Essentially, Building Integrated Photo Voltaic (BIPV) refers to photovoltaic cells and modules which can be integrated as part of the building structure, and therefore can replace conventional building materials, rather than being installed afterwards. Solar water heating is one of the most economically attractive applications of solar energy and is widely used throughout the world. These systems are based on very basic engineering principle and dose not involves high degree of engineering. The whole system application is user friendly with almost nil operation maintenance. Solar Water heating systems have found their acceptance in many parts of India and soon they will be an integral part of every urban/ semi-urban building & housing societies.

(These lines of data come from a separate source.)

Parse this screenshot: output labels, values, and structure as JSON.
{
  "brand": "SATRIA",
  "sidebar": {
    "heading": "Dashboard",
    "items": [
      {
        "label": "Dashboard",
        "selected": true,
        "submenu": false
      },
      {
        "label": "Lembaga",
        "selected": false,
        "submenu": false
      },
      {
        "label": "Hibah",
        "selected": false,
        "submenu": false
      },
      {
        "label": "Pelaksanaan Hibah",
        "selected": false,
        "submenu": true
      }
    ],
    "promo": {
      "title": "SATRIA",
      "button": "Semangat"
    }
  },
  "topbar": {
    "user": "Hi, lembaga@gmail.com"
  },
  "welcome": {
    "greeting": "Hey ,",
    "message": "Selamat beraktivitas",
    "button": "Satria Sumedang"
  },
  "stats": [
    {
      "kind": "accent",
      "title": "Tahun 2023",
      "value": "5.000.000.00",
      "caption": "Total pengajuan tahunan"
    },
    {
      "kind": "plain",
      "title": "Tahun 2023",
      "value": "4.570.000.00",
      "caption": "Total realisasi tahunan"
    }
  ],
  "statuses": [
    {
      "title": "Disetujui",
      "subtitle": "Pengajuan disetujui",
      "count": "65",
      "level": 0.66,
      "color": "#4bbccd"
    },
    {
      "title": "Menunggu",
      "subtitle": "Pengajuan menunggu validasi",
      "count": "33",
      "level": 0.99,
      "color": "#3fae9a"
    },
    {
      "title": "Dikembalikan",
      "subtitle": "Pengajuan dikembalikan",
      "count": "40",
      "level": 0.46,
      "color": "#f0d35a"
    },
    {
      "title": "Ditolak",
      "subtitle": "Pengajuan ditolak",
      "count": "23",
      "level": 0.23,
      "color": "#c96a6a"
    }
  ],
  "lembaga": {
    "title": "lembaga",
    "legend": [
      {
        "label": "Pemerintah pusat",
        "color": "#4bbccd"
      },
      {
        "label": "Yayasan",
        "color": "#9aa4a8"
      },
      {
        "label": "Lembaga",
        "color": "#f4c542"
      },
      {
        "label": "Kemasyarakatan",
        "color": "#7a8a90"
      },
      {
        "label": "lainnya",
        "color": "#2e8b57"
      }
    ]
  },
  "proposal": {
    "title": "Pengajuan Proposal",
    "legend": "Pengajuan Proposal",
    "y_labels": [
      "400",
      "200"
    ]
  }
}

Most experts have established that it is only a myth that developing green projects is costlier than regular ones. Most often, the price difference is marginal and is easily recovered through the money saved during subsequent years of usage. The problem, that India faces as does the rest of the world, is that the builder never uses the housing or office projects it builds and therefore the concern for money saved on utility bills hasn’t been a motivating factor for them. However, gradually they too are realizing that besides green construction being the best way to achieve sustainability, it is also a huge draw for customers who want to live healthier and cheaper. Many construction companies are passing on the increased cost of sustainable buildings on to the customers and the latter don’t mind bearing this initial cost in exchange for low maintenance issues.
Another factor that is contributing greatly to the momentum that green construction is gathering is that of government policies. To make it cost-effective to fit solar panels, the government is providing subsidies making solar power not just the most environmentally friendly option, but also the most prudent choice. The Ministry of New and Renewable Energy (MNRE), under Dr Farooq Abdullah, has also started a solar building programme. Government initiatives such as this are promoting many institutions like hotels and hospitals to install solar panels.
Corporate have now realised the importance of creating spaces that prevent such pit falls in designs and are increasingly spending on upgrading to green standards to reap long-term benefits. Green buildings use less power and water, thus the cost of living in or operating a workspace out of such buildings is also less. Green buildings can save as much as 30per cent on power consumption every year compared with normal buildings. These buildings also use 40per cent less potable water.
Several big Indian companies have also constructed sprawling campuses with Platinum ratings from international green building councils. These firms see green construction as a way to meet their corporate social responsibility targets and also earn money through carbon credits. Surplus credits (collected by overshooting the emission reduction target) can be sold in the global market. One credit is equivalent to one tonne of carbon dioxide emission reduced. With new solar BIPV modules now there vis possibility of Using solar panels for glass facade, windows and roof top also. Few builders have already started using this along with solar water heaters
There are now over 100 green buildings in India in cities such as New Delhi, Chennai, Hyderabad and Kolkata. The trend is only likely to spiral as more and more real estate developers, owners and architects wake up to the benefits of such construction not just for the environment but also for their own pockets and the larger sustainability concern.